# Galilean Transformation

### From bio-physics-wiki

The analysis of a mechanical system is in general dependent on the chosen coordinate system. In some coordinate systems equations of motion of a simple movement might look complicated. In a general reference frame, space is whether homogeneous in space and time, nor isotropic.
\begin{align}
\tag{1}
f(t) &\rightarrow \text{time dependence: non-homogeneous in time}\\
f(\mathbf{x}) &\rightarrow \text{dependent on location: non-homogeneous in space}\\
f \left(\frac{\mathbf{x}}{|\mathbf{x}|},\frac{\mathbf{v}}{|\mathbf{v}|} \right) &\rightarrow \text{dependent on the direction of space: non-isotropic}
\end{align}
Non-homogeneity can result in the acceleration of a particle in a certain direction of space, like we have shown in the article on inertial systems, non-inertial frames can include fictitious forces that make particles accelerate relative to this non-inertial frame. An inertial frame can always be found, in fact there are even infinitely many inertial frames moving with constant speed relative to another. None of these inertial systems is unique. *The transformation, that transforms from one inertial frame of reference to another is called Galilean transformation*.
\begin{align}
\mathbf{r} &\rightarrow \mathbf{r}'\\
\mathbf{v} &\rightarrow \mathbf{v}'\\
t &\rightarrow t'
\end{align}

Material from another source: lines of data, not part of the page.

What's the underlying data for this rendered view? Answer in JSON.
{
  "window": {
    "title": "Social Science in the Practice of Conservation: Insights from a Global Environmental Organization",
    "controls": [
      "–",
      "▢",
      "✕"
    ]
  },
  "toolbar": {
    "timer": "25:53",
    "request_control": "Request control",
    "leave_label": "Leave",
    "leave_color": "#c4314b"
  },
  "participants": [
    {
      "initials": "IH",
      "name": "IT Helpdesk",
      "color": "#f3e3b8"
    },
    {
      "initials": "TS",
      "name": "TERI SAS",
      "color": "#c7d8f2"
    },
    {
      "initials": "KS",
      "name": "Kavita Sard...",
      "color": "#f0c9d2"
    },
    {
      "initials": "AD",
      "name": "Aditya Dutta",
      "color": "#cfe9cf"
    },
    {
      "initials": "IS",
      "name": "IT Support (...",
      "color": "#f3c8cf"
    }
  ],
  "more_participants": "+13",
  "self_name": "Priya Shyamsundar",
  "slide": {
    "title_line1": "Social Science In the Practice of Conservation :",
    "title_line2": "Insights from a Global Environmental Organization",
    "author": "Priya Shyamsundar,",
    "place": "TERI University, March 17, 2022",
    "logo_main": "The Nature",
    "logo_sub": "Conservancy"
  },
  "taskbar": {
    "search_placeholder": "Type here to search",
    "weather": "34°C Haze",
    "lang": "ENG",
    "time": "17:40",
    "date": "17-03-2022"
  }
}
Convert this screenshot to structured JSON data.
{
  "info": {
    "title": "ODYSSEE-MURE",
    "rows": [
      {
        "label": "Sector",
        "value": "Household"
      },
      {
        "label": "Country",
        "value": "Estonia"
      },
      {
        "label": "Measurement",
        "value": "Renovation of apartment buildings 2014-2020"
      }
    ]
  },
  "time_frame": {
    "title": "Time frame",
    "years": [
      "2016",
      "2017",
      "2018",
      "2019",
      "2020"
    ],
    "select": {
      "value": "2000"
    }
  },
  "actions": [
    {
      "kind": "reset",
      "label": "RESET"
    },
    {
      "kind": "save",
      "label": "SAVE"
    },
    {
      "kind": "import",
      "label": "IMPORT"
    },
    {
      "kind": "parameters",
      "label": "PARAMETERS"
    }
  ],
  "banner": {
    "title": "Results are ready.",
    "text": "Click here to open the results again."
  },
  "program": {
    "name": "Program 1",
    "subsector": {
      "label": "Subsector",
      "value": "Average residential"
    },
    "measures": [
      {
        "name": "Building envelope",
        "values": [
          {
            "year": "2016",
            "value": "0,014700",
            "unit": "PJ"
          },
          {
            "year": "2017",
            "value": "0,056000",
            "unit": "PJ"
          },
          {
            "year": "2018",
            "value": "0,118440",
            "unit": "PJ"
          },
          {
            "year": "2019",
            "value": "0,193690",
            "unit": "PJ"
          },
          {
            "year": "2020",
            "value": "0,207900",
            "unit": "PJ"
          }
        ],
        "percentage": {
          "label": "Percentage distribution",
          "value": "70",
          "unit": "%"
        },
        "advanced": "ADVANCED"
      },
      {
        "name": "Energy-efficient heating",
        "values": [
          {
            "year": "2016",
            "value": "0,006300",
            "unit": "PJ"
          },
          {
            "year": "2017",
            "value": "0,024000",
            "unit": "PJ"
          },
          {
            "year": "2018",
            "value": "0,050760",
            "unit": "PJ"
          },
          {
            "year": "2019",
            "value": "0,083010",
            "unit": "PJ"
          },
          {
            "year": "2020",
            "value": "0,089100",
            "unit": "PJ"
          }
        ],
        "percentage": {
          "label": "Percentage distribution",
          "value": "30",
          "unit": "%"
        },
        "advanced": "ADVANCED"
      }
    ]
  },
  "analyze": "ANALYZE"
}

In the first inertial system (gray) a particle has the coordinates $\mathbf{r}'=\mathbf{r}+\mathbf{u} \cdot t$. In the second inertial system (black) the same particle has coordinates $\mathbf{r}$. The system moves with velocity $\mathbf{u}$ with respect to the black system. Both systems are inertial systems, this means Newtons laws are valid in both systems \begin{align} m \cdot \ddot{\mathbf{r}}_i = \sum_j \mathbf{F}_{ij}(\mathbf{r}_i-\mathbf{r}_j) \hspace{1cm} \text{ and } \hspace{1cm} m \cdot \ddot{\mathbf{r}}_i' = \sum_j \mathbf{F}_{ij}(\mathbf{r}_i'-\mathbf{r}_j') \end{align} Since only the distance between particles are relevant for the force, the transformation term cancels \begin{align} \mathbf{r}'=\mathbf{r}+\mathbf{u} \cdot t \, \Rightarrow \, \mathbf{r}_i-\mathbf{r}_j=\mathbf{r}_i'-\mathbf{r}_j' \end{align} From (1) follows that the Lagrangian of an inertial system is independent of the location and direction of $\mathbf{r}$, the time and the direction of $\mathbf{v}$. Thus the Lagrangian is a function of the scalar $\mathbf{v}^2=v^2$ only and is independent of $\mathbf{r}$ \begin{align} \frac{\partial L}{ \partial \mathbf{r}}=0 \end{align} thereafter \begin{align} \frac{d}{dt}\frac{\partial L}{ \partial \mathbf{v}}=0 \end{align} and it must hold that $\frac{\partial L}{ \partial \mathbf{v}}=const.$, which means $v$ must be constant. Hence, the only allowed transformation that satisfy (1) are those between coordinate frames moving with constant velocity $v$ with respect to one another and are called Galilean transformation.

Further Reading:

- L. D. Landau & E. M. Lifschitz - Lehrbuch der Theoretischen Physik I: Mechanik